I've been a Perl user for a very long time. How long? Let's see... probably 12 years. I'm fairly certain I first touched Perl back in 1993 to analyze the logs of the NCSA web server back when I was in college. Yet in the last few weeks, I've become extremely attached to Ruby for things I would normally do in Perl. Ruby has just a nice, clean object-oriented environment. Writing OO Ruby code is straight forward if you come from a C++ or Java background. There's no blessing of objects, choosing the object representation, crazy things to make sure inheritance works, or trying to use Class::MethodMaker to make it all just go away.

So why the switch? I decided to learn Ruby on Rails so I could hang out with all the cool kids. Of course, to learn Rails, I needed to learn Ruby. In the end, I not only walked away impressed with Rails, (which will have to wait for another blog entry), but I walked away very happy with Ruby. Part of my success of learning is due to the "Pickaxe" book, which is just a fantastic book. If you have any interest in learning Ruby, buy this book. A few really cool features of Ruby (besides the simplicity of writing OO code) that really stick out to me are:

  • The concept of attributes, and method names ending in "=". This kind of code is just way cool:
    class Person
      def name=(name)
        # ...
    person = Person.new
    person.name = "Matz"
  • Closures. Martin Fowler has a good explanation on what is so cool about closures, with examples in Ruby.
  • Absolutely everything is an object, including types that are typically primitives, such as integers and floats.
  • All classes are open. There's no such thing as a Java final class. While this means you can actually override the plus operator for integers to redefine math, it also gives the flexibility to add methods to built-in types when needed. Surprisingly, I've already come across a case where that made my life easier.

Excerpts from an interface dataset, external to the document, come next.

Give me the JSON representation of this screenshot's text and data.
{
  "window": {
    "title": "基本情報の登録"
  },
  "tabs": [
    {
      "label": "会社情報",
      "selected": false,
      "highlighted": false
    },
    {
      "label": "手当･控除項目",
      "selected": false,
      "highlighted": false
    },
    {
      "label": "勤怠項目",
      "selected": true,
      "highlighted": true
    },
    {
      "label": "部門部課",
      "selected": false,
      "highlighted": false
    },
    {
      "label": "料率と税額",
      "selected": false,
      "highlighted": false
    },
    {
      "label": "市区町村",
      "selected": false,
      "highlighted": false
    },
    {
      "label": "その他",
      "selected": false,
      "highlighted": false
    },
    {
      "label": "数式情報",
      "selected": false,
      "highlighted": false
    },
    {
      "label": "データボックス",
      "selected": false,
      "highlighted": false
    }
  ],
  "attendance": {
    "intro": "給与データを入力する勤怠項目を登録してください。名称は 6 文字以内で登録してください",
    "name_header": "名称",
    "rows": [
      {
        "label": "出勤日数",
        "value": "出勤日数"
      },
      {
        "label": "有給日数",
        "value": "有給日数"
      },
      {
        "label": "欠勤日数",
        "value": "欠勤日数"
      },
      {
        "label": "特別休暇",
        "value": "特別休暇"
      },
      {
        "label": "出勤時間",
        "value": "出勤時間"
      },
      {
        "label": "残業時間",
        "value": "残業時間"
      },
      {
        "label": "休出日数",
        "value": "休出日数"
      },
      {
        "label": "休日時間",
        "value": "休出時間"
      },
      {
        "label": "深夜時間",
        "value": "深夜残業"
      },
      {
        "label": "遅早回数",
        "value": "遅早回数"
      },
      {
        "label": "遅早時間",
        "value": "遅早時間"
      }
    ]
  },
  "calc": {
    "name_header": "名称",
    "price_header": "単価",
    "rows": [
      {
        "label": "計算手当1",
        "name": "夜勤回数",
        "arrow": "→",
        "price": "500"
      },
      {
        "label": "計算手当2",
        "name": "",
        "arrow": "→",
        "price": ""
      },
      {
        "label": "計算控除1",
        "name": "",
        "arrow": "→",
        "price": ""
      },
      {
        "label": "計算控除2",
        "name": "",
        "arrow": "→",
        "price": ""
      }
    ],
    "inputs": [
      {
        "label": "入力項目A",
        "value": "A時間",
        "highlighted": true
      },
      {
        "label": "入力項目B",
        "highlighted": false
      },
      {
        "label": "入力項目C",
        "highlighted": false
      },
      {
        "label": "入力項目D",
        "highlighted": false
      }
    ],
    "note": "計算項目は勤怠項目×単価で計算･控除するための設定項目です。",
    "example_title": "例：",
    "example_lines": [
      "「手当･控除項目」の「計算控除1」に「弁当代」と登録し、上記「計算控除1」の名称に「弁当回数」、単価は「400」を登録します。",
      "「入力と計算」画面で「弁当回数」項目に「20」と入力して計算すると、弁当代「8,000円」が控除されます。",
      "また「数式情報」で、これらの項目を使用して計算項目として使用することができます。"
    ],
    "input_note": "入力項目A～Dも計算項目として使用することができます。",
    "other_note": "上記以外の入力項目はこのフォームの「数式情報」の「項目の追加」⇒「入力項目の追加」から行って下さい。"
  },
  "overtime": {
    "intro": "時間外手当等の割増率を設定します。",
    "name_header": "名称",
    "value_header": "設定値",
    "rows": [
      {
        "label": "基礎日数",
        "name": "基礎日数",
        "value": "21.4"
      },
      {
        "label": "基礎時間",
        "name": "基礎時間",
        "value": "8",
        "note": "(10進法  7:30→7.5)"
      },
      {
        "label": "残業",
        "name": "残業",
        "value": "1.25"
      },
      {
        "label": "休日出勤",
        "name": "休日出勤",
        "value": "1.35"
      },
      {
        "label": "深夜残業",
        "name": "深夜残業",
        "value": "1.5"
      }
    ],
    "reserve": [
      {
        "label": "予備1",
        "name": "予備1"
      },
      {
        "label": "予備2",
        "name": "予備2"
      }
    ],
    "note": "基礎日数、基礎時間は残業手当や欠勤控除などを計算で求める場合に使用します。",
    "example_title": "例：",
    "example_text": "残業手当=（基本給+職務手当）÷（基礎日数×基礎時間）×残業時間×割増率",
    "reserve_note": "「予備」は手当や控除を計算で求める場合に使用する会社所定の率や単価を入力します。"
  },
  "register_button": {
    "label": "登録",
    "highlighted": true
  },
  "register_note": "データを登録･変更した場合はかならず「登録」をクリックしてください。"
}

So why Ruby instead of Python? Well, as I mentioned the original goal was to learn Rails, so Python wasn't exactly an option. But I've tried to learn Python in the past because some coworkers have been so gung-ho over it. But for some reason, Python never really clicked with me. When I needed to write a script, I'd try to do it in Python first, but always ended up going back to Perl because I just couldn't figure it out. Plus, the Python book I have, O'Reilly's Programming Python, was really awful. I can't remember the details, but the structure and tone of the book, again, just didn't click with me. I should probably give Python another chance, perhaps with a better book. But now that I know Ruby, I don't have as much as a compelling reason to learn Python anymore. The only draw for Python to me now is PyObjC, but I'm hoping someone will come out with a good Ruby to Objective-C bridge first.

So in the end, if you're looking to learn something new, spend some time with Ruby, especially if you're a Perl die-hard. In the words of Tim Bray: It sure looks like more than a fad to me.